Theoretical and experimental modelling of bacterial transport through particulate matter
Microbial interactions and communication in the soil require the transport of metabolites between organisms producing and responding to soluble compounds. However, little quantitative information is known about the range or speed of the transport of such compounds and of microbial cells, and their effect on microbial dispersal. In this study, a combination of theoretical modelling and experimental microcosm systems have been employed to determine the combined effects of microbial growth, nutrient diffusion and utilisation and motility on the transport of cells through particulate material. A mathematical model has been constructed with defined hypotheses regarding these processes which generates predictions of the changes in cell concentration with time and with distance. Predictions of the model are tested experimental in sand microcosms inoculated with luminescence-marked motile and non-motile strains of Pseudomonas fluorescens and supplied with glucose.
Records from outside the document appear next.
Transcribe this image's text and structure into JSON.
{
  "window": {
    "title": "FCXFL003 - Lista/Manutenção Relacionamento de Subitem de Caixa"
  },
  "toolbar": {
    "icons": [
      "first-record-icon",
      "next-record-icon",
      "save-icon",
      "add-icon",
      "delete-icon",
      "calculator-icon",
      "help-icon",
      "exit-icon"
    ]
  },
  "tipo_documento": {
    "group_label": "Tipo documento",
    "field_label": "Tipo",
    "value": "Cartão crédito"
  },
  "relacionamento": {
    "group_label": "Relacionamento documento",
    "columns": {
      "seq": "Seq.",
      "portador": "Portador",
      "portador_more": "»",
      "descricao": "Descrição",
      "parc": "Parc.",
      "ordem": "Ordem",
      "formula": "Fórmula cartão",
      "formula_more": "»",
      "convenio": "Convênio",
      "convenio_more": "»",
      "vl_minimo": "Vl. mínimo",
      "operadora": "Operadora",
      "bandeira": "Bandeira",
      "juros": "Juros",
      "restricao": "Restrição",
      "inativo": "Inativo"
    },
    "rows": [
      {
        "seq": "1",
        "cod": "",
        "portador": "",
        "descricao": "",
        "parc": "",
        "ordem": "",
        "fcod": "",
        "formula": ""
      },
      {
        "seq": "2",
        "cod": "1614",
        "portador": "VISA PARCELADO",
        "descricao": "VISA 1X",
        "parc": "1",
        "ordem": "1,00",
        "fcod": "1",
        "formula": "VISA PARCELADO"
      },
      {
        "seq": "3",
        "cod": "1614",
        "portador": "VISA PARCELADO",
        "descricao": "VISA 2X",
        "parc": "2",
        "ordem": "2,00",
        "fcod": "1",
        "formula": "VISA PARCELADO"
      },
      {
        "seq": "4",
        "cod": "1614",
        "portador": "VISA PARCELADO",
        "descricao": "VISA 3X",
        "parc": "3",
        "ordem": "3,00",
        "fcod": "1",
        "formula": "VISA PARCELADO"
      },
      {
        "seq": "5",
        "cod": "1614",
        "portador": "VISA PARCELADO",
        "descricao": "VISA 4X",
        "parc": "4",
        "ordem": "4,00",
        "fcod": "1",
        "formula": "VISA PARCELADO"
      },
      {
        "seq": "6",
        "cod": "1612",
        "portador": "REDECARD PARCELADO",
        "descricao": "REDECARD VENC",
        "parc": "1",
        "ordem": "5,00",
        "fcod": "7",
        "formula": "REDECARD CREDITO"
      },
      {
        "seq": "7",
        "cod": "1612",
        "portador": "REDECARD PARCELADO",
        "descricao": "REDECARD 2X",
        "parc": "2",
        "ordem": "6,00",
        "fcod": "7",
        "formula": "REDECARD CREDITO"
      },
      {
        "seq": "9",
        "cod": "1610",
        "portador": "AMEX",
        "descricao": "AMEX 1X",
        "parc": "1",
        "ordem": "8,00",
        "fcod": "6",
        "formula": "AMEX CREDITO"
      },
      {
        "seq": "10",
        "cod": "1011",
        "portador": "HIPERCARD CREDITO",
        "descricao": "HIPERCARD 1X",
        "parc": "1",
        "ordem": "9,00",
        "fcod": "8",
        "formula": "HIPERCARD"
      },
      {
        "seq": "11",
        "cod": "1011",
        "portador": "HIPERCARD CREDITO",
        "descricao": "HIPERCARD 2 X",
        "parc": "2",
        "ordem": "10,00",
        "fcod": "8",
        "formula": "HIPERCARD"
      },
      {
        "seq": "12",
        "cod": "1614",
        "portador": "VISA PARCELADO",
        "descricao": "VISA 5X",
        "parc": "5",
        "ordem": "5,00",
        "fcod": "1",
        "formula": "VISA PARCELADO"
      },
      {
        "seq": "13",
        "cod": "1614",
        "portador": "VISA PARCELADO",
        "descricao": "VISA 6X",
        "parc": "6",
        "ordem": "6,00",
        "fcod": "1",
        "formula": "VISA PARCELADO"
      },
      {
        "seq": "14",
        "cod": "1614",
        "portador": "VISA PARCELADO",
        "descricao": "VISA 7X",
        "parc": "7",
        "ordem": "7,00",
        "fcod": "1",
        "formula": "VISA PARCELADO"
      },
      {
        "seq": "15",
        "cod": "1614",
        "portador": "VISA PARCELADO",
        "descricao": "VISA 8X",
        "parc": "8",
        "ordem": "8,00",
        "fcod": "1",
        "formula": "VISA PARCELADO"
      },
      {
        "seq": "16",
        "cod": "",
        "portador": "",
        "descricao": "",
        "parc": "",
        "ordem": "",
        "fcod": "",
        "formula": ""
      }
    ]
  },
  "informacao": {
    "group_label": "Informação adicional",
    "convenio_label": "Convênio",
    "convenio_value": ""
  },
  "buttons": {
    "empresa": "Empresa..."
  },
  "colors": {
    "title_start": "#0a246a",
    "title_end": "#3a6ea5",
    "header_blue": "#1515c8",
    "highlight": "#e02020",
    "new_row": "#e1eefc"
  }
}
The model has been tested under different matric potentials and nutrient concentrations to simulate factors considered to be of importance in the soil environment.